On the technical side, I moved both the main site and blog from http to https. This is seemingly becoming more and more important as this article shows. However, apart from favour in the eyes of Google, I cannot think that readers are going to be any safer from blogs they know and trust but it does, I suppose, make you feel safer for a blog or site you do not know. When checking links, I found that a significant number of other sites have moved to https. In practical terms, it makes no difference in accessing sites. If you type in http://www.themodernnovel.org, you will be automatically and immediately forwarded to https://www.themodernnovel.org.
Next year I am looking forward to new books by Hamid Ismailov, Eugene Vodolazkin and Sara Stridsberg though I have no doubt that there will be new authors I will discover whom I shall enjoy as much. I do know that many of the most interesting translations I read will be published by small, independent presses. Long may they survive and continue to give us first-class books to read.
I also joined Twitter which I have enjoyed more than I expected, with lots of interesting info about new books and authors and publishers, not to mention photos of people’s breakfasts and unseemly and highly critical remarks about the President of the United States. It is interesting to me to note that the most active and most interesting publishers on Twitter are the small ones. The larger publishers do tweet but they are not so interesting. I have felt tempted to add the latest Trump jokes but have resisted so far.
I must close with thanks to my fellow bloggers. You can see the links to many of them on the right and up a bit. As always, I have learned a lot from them. They have read many interesting books, some I have read, many I have not. While I may not always agree with them – which is good – I have enjoyed their points of view, their pointing me to interesting books and authors and, of course, their lively interest in fine literature.
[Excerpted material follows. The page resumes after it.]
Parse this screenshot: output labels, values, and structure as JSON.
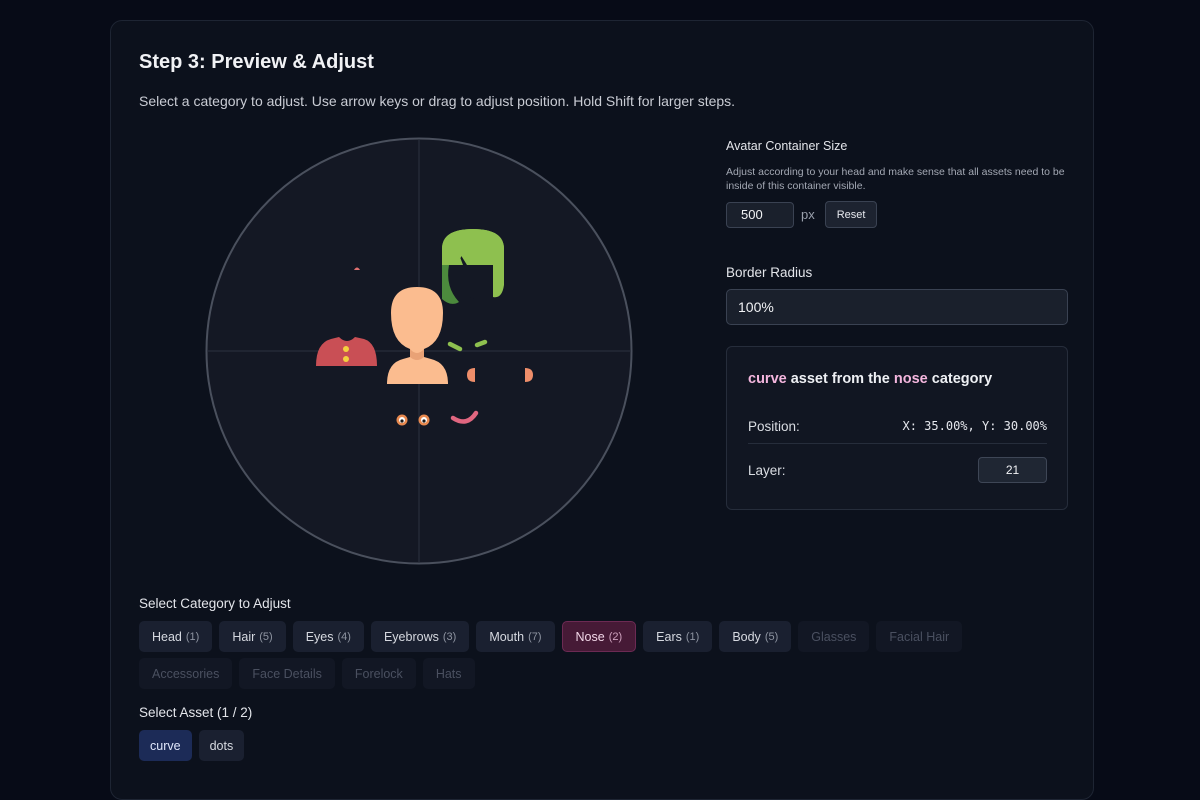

A Happy 2018 to all of you and your families and read lots of books. There are some really first-class ones that have come out recently and are coming out next year.